kudos to you!

Phoenix said...

i am the double poster lately because i always want to add after i said things...go figure i have more to say LOL

i don't think that setting up boundaries and having expectations of your employee is considered strict. I believe that a good employer is able to walk that fine line and if need be bend to the employee more than expecting the employee to bend for them. it is business when you get right down to it. This nanny wouldn't be in your home if they didn't need a job to pay their bills. It seems that a lot of employers begin to think that it is a privelage they are giving their nanny for watching their children and this isn't fair but a lot of people do it

KJ said...

Not sure why people are saying Nycmom is strict.
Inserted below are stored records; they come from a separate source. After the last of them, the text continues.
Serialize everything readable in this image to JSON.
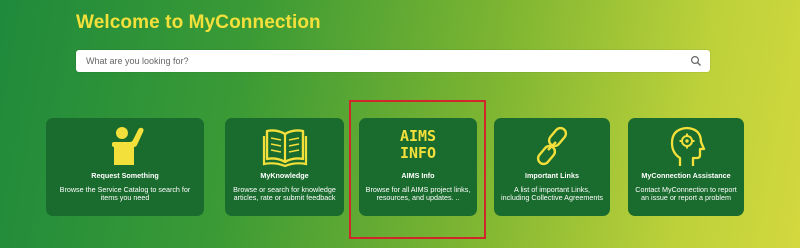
{
  "header": {
    "title": "Welcome to MyConnection"
  },
  "search": {
    "placeholder": "What are you looking for?"
  },
  "cards": [
    {
      "title": "Request Something",
      "description": "Browse the Service Catalog to search for items you need",
      "icon": "person-raising-hand-icon"
    },
    {
      "title": "MyKnowledge",
      "description": "Browse or search for knowledge articles, rate or submit feedback",
      "icon": "open-book-icon"
    },
    {
      "title": "AIMS Info",
      "description": "Browse for all AIMS project links, resources, and updates. ..",
      "icon_text_line1": "AIMS",
      "icon_text_line2": "INFO"
    },
    {
      "title": "Important Links",
      "description": "A list of important Links, including Collective Agreements",
      "icon": "chain-link-icon"
    },
    {
      "title": "MyConnection Assistance",
      "description": "Contact MyConnection to report an issue or report a problem",
      "icon": "head-gear-icon"
    }
  ],
  "colors": {
    "accent": "#f4e03a",
    "card_bg": "#1a6b2e",
    "highlight": "#d0282a"
  }
}
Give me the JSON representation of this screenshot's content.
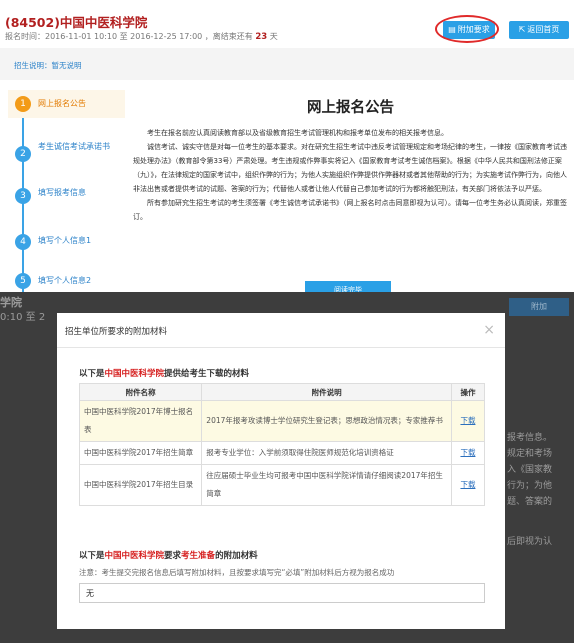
{
  "header": {
    "code": "(84502)",
    "school": "中国中医科学院",
    "meta_prefix": "报名时间：2016-11-01 10:10 至 2016-12-25 17:00 ，离结束还有 ",
    "days": "23",
    "meta_suffix": " 天",
    "btn_requirements": "附加要求",
    "btn_home": "返回首页"
  },
  "subbar": {
    "note": "招生说明：暂无说明"
  },
  "steps": [
    {
      "num": "1",
      "label": "网上报名公告"
    },
    {
      "num": "2",
      "label": "考生诚信考试承诺书"
    },
    {
      "num": "3",
      "label": "填写报考信息"
    },
    {
      "num": "4",
      "label": "填写个人信息1"
    },
    {
      "num": "5",
      "label": "填写个人信息2"
    }
  ],
  "notice": {
    "title": "网上报名公告",
    "p1": "考生在报名前应认真阅读教育部以及省级教育招生考试管理机构和报考单位发布的相关报考信息。",
    "p2": "诚信考试、诚实守信是对每一位考生的基本要求。对在研究生招生考试中违反考试管理规定和考场纪律的考生，一律按《国家教育考试违规处理办法》（教育部令第33号）严肃处理。考生违规或作弊事实将记入《国家教育考试考生诚信档案》。根据《中华人民共和国刑法修正案（九）》，在法律规定的国家考试中，组织作弊的行为；为他人实施组织作弊提供作弊器材或者其他帮助的行为；为实施考试作弊行为，向他人非法出售或者提供考试的试题、答案的行为；代替他人或者让他人代替自己参加考试的行为都将触犯刑法，有关部门将依法予以严惩。",
    "p3": "所有参加研究生招生考试的考生须签署《考生诚信考试承诺书》（网上报名时点击同意即视为认可）。请每一位考生务必认真阅读，郑重签订。",
    "btn_read": "阅读完毕"
  },
  "background_ghost": {
    "left_title": "学院",
    "left_time": "0:10 至 2",
    "btn": "附加",
    "lines": [
      "报考信息。",
      "规定和考场",
      "入《国家教",
      "行为；为他",
      "题、答案的",
      "后即视为认"
    ]
  },
  "modal": {
    "title": "招生单位所要求的附加材料",
    "close": "×",
    "section1_prefix": "以下是",
    "section1_school": "中国中医科学院",
    "section1_suffix": "提供给考生下载的材料",
    "table_headers": [
      "附件名称",
      "附件说明",
      "操作"
    ],
    "rows": [
      {
        "name": "中国中医科学院2017年博士报名表",
        "desc": "2017年报考攻读博士学位研究生登记表；思想政治情况表；专家推荐书",
        "action": "下载"
      },
      {
        "name": "中国中医科学院2017年招生简章",
        "desc": "报考专业学位：入学前须取得住院医师规范化培训资格证",
        "action": "下载"
      },
      {
        "name": "中国中医科学院2017年招生目录",
        "desc": "往应届硕士毕业生均可报考中国中医科学院详情请仔细阅读2017年招生简章",
        "action": "下载"
      }
    ],
    "section2_prefix": "以下是",
    "section2_school": "中国中医科学院",
    "section2_mid": "要求",
    "section2_red": "考生准备",
    "section2_suffix": "的附加材料",
    "note": "注意：考生提交完报名信息后填写附加材料，且按要求填写完“必填”附加材料后方视为报名成功",
    "textarea_value": "无"
  }
}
That seems like a very fair contract that covers all the bases. I too am interested in what people see as strict or not a good fit.

Karli said...

NYC Mom - After being in a situation for a year and a half where my employer flat-out REFUSED to fill out the contract given to us by the agency I go through (just didn't "feel like it") I would love to have an employer like you who outlines the expectations of the job in such detail. I was consistently given more and more to do at this job, and I won't bore people with the details, but a lot of them were far beyond what a nanny should be doing. Meanwhile my pay never increased while my job duties grew significantly until I was completely overwhelmed within an hour of being there each day. I tried unsuccessfully for a year and a half to persuade him to go through the contract with me but he was too lazy about it and kept putting it off so I eventually quit. With nothing on paper backing me, I couldn't ever say "This isn't in my job description." Even though the things he was asking me to do, most people on here probably wouldn't even believe if I told them. LOL

UmassSlytherin said...

NYC mom, I meant strict in a good way: you put everything up front. I don't find anything in this contract objectionable, other than that it sounds like hard work! Nanny jobs in general, when the nanny is good, are hard work! I think this contract is great and you sound like a great employer. I just would not want to be a nanny. Ever again! I will be the first to say I can't do it!

Susannah said...

I don't really think there's anything wrong with it. You're clear with your expectations and your open to negotiations.

It's not for me because I'm a childcare nanny only, so no household chores period/

But I think you've mentioned before you hire a nanny/household manager so in that scenario this contract makes sense.

sabrina said...

Karli, please tell us what kinds of things your employer would ask you to do, i know you don't think we'd believe you but i'm sure there are many nannies here that have been asked to do some crazy shit for their boss!

workingMom said...

Just echoing that I also think your contract is great. I too appreciate covering all bases up front is wise and fair.
Relationships have a far better chance of success when both parties understand fully what is expected of them.

nycmom said...

Thank you all for the feedback!

Anonymous said...

I'm a nanny and my boss wants me to make up 45 hours that they are paying me for there! Vacation! Every time I take a day off I have to make it up! Or if I want to take a vacation a different they take a vacation I have to make up all the hours! Please help is this fear!